*WHAT YOU SHOULD DO*
Go through the data and copy each line that holds "JSON".
----- DATA SUPPLIED
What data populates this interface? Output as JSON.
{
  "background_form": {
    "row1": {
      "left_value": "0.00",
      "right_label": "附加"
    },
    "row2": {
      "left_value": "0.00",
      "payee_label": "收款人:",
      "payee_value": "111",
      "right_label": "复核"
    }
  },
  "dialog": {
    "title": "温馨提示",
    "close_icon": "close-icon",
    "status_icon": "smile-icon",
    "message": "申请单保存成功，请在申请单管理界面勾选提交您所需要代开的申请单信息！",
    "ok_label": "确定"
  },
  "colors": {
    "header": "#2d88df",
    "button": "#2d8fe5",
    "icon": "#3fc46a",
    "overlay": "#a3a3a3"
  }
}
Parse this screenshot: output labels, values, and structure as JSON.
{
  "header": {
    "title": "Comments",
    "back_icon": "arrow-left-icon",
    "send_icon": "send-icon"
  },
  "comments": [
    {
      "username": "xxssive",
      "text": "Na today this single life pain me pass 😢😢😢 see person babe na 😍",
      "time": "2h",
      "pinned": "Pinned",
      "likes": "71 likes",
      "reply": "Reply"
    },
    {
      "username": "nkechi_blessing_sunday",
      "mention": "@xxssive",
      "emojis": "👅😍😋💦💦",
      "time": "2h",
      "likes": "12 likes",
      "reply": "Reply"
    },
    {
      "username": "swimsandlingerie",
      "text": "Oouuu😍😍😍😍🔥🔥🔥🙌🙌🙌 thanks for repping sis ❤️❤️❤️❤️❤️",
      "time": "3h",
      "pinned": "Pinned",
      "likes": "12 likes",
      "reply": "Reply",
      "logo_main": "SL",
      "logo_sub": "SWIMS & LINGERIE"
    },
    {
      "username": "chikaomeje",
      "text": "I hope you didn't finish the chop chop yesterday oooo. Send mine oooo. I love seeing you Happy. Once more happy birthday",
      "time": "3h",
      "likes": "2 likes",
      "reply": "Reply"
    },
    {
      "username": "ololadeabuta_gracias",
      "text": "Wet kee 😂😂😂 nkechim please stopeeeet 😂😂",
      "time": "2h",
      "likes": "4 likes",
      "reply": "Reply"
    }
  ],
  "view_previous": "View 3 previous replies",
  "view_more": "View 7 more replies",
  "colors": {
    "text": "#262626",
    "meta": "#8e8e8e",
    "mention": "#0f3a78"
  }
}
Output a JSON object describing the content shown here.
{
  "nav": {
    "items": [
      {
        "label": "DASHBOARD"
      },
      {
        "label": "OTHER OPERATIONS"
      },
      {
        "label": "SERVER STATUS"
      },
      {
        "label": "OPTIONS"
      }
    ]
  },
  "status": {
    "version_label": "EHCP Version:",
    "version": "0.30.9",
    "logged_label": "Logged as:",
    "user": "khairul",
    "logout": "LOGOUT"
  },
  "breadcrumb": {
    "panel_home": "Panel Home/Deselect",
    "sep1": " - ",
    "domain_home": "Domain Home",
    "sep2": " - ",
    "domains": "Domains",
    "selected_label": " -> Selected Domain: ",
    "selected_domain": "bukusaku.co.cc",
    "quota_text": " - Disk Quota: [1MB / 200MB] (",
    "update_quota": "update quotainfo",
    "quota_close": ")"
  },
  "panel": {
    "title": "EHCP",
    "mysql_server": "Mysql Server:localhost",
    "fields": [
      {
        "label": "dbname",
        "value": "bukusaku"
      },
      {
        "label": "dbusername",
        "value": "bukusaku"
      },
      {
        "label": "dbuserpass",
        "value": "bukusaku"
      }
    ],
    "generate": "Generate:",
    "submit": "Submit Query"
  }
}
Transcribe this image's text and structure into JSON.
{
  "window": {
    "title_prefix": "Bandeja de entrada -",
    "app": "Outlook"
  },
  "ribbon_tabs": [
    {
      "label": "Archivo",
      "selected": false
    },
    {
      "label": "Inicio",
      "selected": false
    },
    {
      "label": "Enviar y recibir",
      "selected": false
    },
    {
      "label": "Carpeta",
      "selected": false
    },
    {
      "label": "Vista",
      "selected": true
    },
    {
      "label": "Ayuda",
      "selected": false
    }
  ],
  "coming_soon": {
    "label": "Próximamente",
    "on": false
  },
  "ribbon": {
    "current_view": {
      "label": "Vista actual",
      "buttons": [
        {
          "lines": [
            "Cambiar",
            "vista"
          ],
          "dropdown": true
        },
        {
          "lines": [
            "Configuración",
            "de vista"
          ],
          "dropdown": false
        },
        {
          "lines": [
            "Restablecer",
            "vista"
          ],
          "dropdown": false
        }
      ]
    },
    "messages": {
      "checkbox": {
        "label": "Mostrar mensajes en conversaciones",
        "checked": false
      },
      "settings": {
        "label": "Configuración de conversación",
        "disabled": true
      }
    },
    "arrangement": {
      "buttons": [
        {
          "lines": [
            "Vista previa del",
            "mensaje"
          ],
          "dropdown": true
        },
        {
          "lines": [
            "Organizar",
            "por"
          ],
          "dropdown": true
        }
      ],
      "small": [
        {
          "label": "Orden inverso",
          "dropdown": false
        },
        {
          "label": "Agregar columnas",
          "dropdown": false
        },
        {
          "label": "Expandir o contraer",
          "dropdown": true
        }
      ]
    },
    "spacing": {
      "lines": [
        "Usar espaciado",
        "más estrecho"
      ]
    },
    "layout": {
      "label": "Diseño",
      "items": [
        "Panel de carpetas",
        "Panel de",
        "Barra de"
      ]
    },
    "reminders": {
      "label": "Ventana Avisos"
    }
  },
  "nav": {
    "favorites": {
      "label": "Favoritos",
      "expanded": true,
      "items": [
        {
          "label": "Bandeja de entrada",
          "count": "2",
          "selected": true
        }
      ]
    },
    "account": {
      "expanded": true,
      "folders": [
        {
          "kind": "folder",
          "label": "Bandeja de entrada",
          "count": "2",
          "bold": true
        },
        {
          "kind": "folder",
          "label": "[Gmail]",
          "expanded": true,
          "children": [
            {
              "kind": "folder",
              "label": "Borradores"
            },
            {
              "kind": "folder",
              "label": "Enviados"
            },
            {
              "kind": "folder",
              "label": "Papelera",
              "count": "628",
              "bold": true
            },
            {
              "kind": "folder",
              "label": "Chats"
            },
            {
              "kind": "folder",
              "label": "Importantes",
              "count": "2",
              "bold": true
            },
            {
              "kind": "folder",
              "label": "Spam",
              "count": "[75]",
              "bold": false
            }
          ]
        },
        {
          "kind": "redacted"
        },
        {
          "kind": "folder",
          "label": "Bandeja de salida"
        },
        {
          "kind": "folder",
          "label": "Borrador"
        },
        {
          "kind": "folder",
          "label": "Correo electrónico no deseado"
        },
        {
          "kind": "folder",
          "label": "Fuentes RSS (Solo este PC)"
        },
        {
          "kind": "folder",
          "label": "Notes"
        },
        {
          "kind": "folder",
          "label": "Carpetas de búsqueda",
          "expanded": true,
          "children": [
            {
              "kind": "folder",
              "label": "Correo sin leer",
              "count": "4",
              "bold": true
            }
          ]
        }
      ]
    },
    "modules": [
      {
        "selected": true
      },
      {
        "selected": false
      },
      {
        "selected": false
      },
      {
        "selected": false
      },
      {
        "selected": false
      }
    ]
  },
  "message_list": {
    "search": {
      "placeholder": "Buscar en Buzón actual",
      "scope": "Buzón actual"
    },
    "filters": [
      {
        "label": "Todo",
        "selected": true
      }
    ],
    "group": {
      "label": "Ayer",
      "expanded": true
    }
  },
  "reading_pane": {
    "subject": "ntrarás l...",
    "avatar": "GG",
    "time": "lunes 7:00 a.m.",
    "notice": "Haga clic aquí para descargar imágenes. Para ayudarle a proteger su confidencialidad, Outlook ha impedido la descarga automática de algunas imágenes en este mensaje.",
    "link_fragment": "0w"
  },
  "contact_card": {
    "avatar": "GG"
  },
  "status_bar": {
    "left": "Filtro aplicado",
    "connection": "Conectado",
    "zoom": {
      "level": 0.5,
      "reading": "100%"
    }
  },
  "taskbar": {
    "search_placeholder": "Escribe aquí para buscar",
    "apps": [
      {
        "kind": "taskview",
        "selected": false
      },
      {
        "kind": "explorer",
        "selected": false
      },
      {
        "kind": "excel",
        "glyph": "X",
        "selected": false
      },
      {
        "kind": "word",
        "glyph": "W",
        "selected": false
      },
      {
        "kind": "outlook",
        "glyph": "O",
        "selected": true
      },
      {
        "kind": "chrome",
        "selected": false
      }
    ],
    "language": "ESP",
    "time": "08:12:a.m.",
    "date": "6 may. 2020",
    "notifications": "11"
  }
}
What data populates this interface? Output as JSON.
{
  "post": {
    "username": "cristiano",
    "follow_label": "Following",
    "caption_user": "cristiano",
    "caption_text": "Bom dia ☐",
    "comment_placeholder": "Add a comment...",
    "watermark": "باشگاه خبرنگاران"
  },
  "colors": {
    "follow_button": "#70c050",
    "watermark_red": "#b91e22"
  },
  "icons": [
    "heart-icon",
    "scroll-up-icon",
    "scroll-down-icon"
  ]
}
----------
*TASK RESPONSE*
What data populates this interface? Output as JSON.
Parse this screenshot: output labels, values, and structure as JSON.
Output a JSON object describing the content shown here.
Transcribe this image's text and structure into JSON.
What data populates this interface? Output as JSON.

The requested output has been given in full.